Flowers in Season

Taking a stroll through a summer garden with a seat placed to enjoy the flowers and the day.
Sizergh Castle
But the flowers don't only live in gardens,  here they tumble down steps
the little daisies flowering in profusion. Those who know tell me their name is actually Erigeron karvinskianus, maybe daisy is easier to say.
Flowering Currant
 A bee immerses itself in these April flowers and almost becomes part of them, just the start of its busy year.
This was the last butterfly I saw last year, a small tortoiseshell making the most of the late flowers in October.

An entry to ABC Wednesday, a journey through the alphabet, this week sojourning at F here

Tuesday, 9 August 2016


The towpath of the Leeds Liverpool Canal is a popular place for getting exercise, I was only walking but this twosome passed me more energetically on their morning run . You may be thinking, as I did, that the building they are running past must have been a rather grand lock keepers cottage, especially as a local description calls it being built in the Edwardian neo Baroque style.
As I step on to the Strangford Swing Bridge a more industrial view looms into view to the left
with some sturdy stone gate posts at the entrance.   At this moment the gates started to glide open
to let a Yorkshire Water van exit the site.  Too good an opportunity to miss I clicked the view inside before the gates closed.  So no lock keepers cottage but a cluster of early 20th century buildings.  This is Esholt Sewage Works which in past times must have been the only profit making sewage works in the country, living up to the Yorkshire expression, "where there's muck there's brass", ie money.  The opportunity was the large amount of rich wool grease (lanolin) waste produced by the wool industry in nearby Bradford.  In Esholt it was turned into lubricants for train axles and indeed was used on the national rail system until just after the second world war.  Of course that was not the only thing that happened here, it did not get called the Esholt Pong for nothing. The human organic matter was reprocessed into cakes and used as fertiliser.  All this was transported around the site, at its peak, by 22 miles of rail track and 11 locomotives which did not run on coal but on the waste product. The ultimate recycling site way before its time
  People even came to take a tour around the site behind one of the little engines. Standing room only!
Perhaps they came over this now disused railway bridge which linked the massive Esholt site.  Esholt Sewage Works closed in 1977 but the photographer Ian Beesley worked there in the latter years before his work mates, who he took photographs of, encouraged him to go to art college. Some of  those photographs can be seen here

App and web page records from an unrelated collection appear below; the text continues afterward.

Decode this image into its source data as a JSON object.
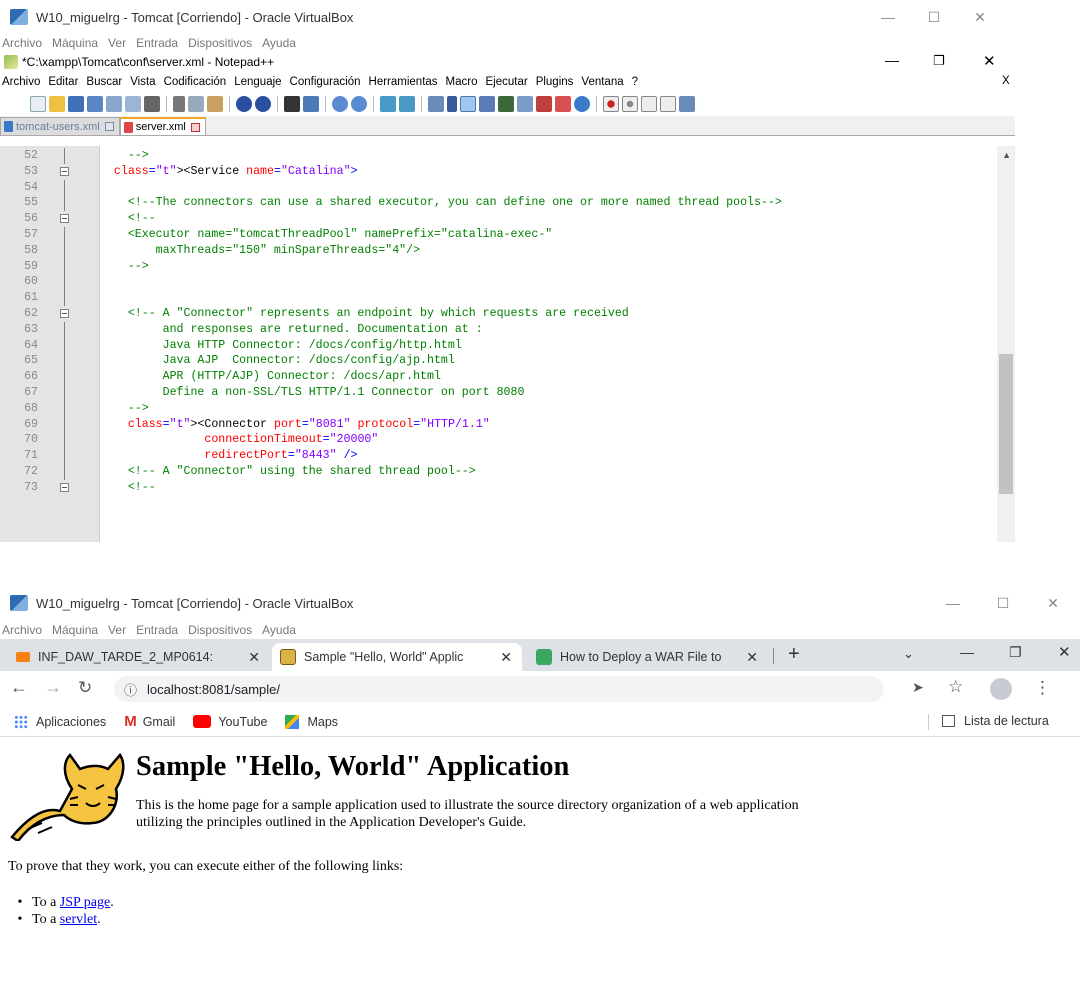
{
  "top": {
    "vb_title": "W10_miguelrg - Tomcat [Corriendo] - Oracle VirtualBox",
    "vb_menu": [
      "Archivo",
      "Máquina",
      "Ver",
      "Entrada",
      "Dispositivos",
      "Ayuda"
    ],
    "npp_title": "*C:\\xampp\\Tomcat\\conf\\server.xml - Notepad++",
    "npp_menu": [
      "Archivo",
      "Editar",
      "Buscar",
      "Vista",
      "Codificación",
      "Lenguaje",
      "Configuración",
      "Herramientas",
      "Macro",
      "Ejecutar",
      "Plugins",
      "Ventana",
      "?"
    ],
    "npp_close_extra": "X",
    "tabs": [
      {
        "label": "tomcat-users.xml"
      },
      {
        "label": "server.xml"
      }
    ],
    "lines": [
      {
        "n": "52",
        "code": "    -->",
        "kind": "c"
      },
      {
        "n": "53",
        "code": "  <Service name=\"Catalina\">",
        "kind": "tag",
        "fold": true
      },
      {
        "n": "54",
        "code": "",
        "kind": "c"
      },
      {
        "n": "55",
        "code": "    <!--The connectors can use a shared executor, you can define one or more named thread pools-->",
        "kind": "c"
      },
      {
        "n": "56",
        "code": "    <!--",
        "kind": "c",
        "fold": true
      },
      {
        "n": "57",
        "code": "    <Executor name=\"tomcatThreadPool\" namePrefix=\"catalina-exec-\"",
        "kind": "c"
      },
      {
        "n": "58",
        "code": "        maxThreads=\"150\" minSpareThreads=\"4\"/>",
        "kind": "c"
      },
      {
        "n": "59",
        "code": "    -->",
        "kind": "c"
      },
      {
        "n": "60",
        "code": "",
        "kind": "c"
      },
      {
        "n": "61",
        "code": "",
        "kind": "c"
      },
      {
        "n": "62",
        "code": "    <!-- A \"Connector\" represents an endpoint by which requests are received",
        "kind": "c",
        "fold": true
      },
      {
        "n": "63",
        "code": "         and responses are returned. Documentation at :",
        "kind": "c"
      },
      {
        "n": "64",
        "code": "         Java HTTP Connector: /docs/config/http.html",
        "kind": "c"
      },
      {
        "n": "65",
        "code": "         Java AJP  Connector: /docs/config/ajp.html",
        "kind": "c"
      },
      {
        "n": "66",
        "code": "         APR (HTTP/AJP) Connector: /docs/apr.html",
        "kind": "c"
      },
      {
        "n": "67",
        "code": "         Define a non-SSL/TLS HTTP/1.1 Connector on port 8080",
        "kind": "c"
      },
      {
        "n": "68",
        "code": "    -->",
        "kind": "c"
      },
      {
        "n": "69",
        "code": "    <Connector port=\"8081\" protocol=\"HTTP/1.1\"",
        "kind": "tag"
      },
      {
        "n": "70",
        "code": "               connectionTimeout=\"20000\"",
        "kind": "tag"
      },
      {
        "n": "71",
        "code": "               redirectPort=\"8443\" />",
        "kind": "tag"
      },
      {
        "n": "72",
        "code": "    <!-- A \"Connector\" using the shared thread pool-->",
        "kind": "c"
      },
      {
        "n": "73",
        "code": "    <!--",
        "kind": "c",
        "fold": true
      }
    ]
  },
  "bottom": {
    "vb_title": "W10_miguelrg - Tomcat [Corriendo] - Oracle VirtualBox",
    "vb_menu": [
      "Archivo",
      "Máquina",
      "Ver",
      "Entrada",
      "Dispositivos",
      "Ayuda"
    ],
    "tabs": [
      {
        "label": "INF_DAW_TARDE_2_MP0614:"
      },
      {
        "label": "Sample \"Hello, World\" Applic"
      },
      {
        "label": "How to Deploy a WAR File to"
      }
    ],
    "url": "localhost:8081/sample/",
    "bookmarks": [
      "Aplicaciones",
      "Gmail",
      "YouTube",
      "Maps"
    ],
    "reading_list": "Lista de lectura",
    "page": {
      "heading": "Sample \"Hello, World\" Application",
      "intro_1": "This is the home page for a sample application used to illustrate the source directory organization of a web application",
      "intro_2": "utilizing the principles outlined in the Application Developer's Guide.",
      "prove": "To prove that they work, you can execute either of the following links:",
      "item_prefix": "To a ",
      "links": [
        "JSP page",
        "servlet"
      ],
      "dot": "."
    }
  }
}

In the present day a recent multi million pound bio energy scheme and waste water treatment plant doesn't make money but saves it and boasts of being energy neutral in Esholt.   

An entry to ABC Wednesday, a journey through the alphabet, this week sojourning at E here